Shared Ownership

Rising house prices mean home ownership is an unrealistic prospect for some prospective buyers in today’s society. Shared Ownership represents an alternative financing method that can provide a solution to this issue. It is one of the Affordable Home Ownership Schemes and essentially creates a part owner, part renter scenario allowing buyers to get a foot on the property ladder while not having to finance the purchase in full. Without going into the legal aspects behind the structure of a Shared Ownership purchase, this blog will look at what it is, who it is suitable for and how it works.

With a Shared Ownership purchase you buy a share of the property and pay rent on the remaining share – normally owned by a housing association. Typically, you can purchase between a 25% share and a 75% share, however some properties are available to be purchased with just a 10% share. The amount of rent you pay is dependent on the value of the property, the share you have and it will also be different between different housing associations.

Mortgage affordability is different to a standard residential purchase too. The rent you pay to the housing association and any service charge on the property is taken into consideration. Your deposit and mortgage LTV is based on the value of the share you will own. As an example, purchasing a 50% share in a £200k property would mean your share has a value of £100k. Putting down a 10% deposit would mean a £10k deposit and a £90k mortgage.
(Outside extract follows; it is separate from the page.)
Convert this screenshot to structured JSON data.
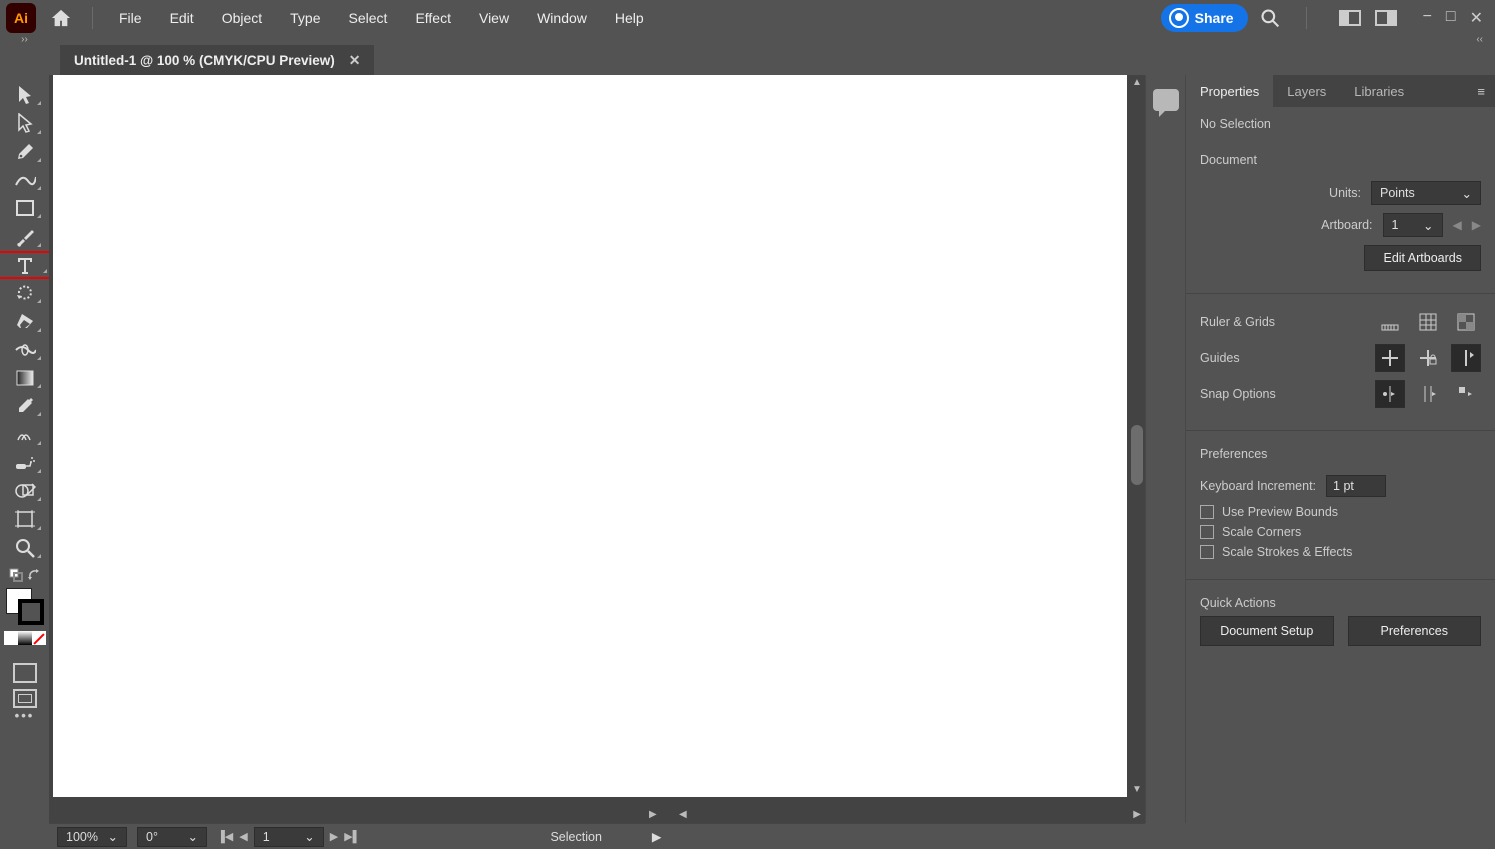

Shared Ownership mortgage products are specific to the scheme, but they are available from major lenders at competitive interest rates.

Shared Ownership is available for first-time buyers and existing homeowners providing your household income is below £80k (£90k in London) and you cannot afford the deposit and mortgage payments for a suitable home. It is a common option in areas where property prices are high and buyers, often first-time buyers, would be unable to save the required deposit or meet the mortgage affordability requirements to borrow sufficient for the purchase. Single applicants are also more likely to use shared ownership as they do not have a partner’s income to help with mortgage affordability. In areas where house prices are lower, shared ownership can still be a viable option. While there are relatively few properties available for purchase through the Shared Ownership scheme, on new-build developments over a certain size, there will often be houses designated to be purchased through the scheme.

Owners of a Shared Ownership property may wish to increase their share in the future. This process is called staircasing and typically a minimum 5% must be purchased each time. However, from this year, some properties will allow an additional 1% share to be purchased each year for the first 15 years. The value of each share is based on the current value of the property at the time the additional shares are purchased, not the original purchase price. Normally, the value must be determined by a Royal Institute of Chartered Surveyors (RICS) professional. However, when purchasing 1% shares, the House Price Index (HPI) valuation is used instead.

If you want to know more about the Shared Ownership, about the buying process and evening how it works when you come to sell a shared ownership home, feel free to get in touch!